1 1 1 **0 0** 0 **1 1 1** 0 986 1001 1000 0110
^ ^ ^ ^ ^
0 0 1 **1 1** 1 **1 1 1** 1 999 1001 1001 1001
^ ^ ^ ^ ^
1 1 1 **1 1** 1 **1 1 1** 1 999 1001 1001 1001
^ ^ ^ ^ ^

## Scoring & winning criterion

The score is the number of **two-input NAND gates** used in your circuit. The lowest score wins.

You may define small components in terms of two-input NAND gates, and then use them in your final construction. If a component `X`

includes `N`

two-input NAND gates, each usage of `X`

adds `N`

to your score. For basic logic gates, this means:

- NOT: +1
- 2-input AND: +2
- 2-input OR: +3
- 2-input XOR: +4

Rolled back Luis' edit because atomic-code-golf is a winning criterion tag and [tag:code-challenge] is for questions which have a winning criterion not covered by other tags.

– Peter Taylor – 2018-11-26T15:12:06.943This is still unclear to me. I think there needs to be further description of what the letters

`a`

to`i`

mean and the process of converting. Go through the steps, rather than just showing examples and hoping we understand from that. – mbomb007 – 2018-11-26T20:59:38.033@mbomb007, maybe it's just clear to me because one of my languages is SML. That first code block is virtually a reference implementation in a pattern-matching language (although it works better in SMLNJ, which echos the result of each statement, than in MLton).

– Peter Taylor – 2018-11-26T22:36:55.900@mbomb007 I tried to clarify the pattern-matching nature of the conversion table.
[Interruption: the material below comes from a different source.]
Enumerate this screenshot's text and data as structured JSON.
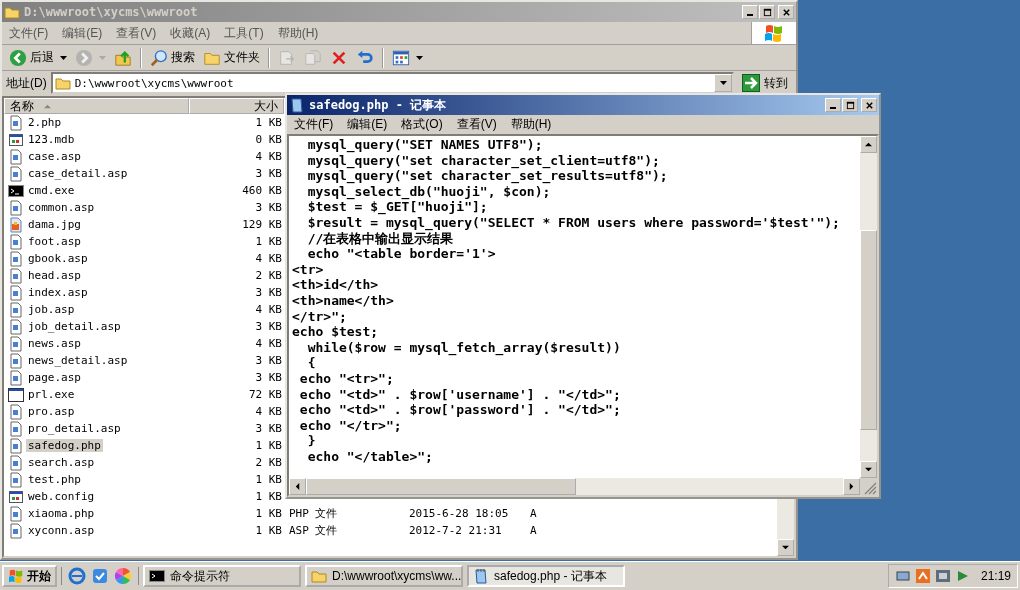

Does it help? – Bubbler – 2018-11-27T00:04:12.383

1@Bubbler Yeah, that's helpful – mbomb007 – 2018-11-27T15:00:49.603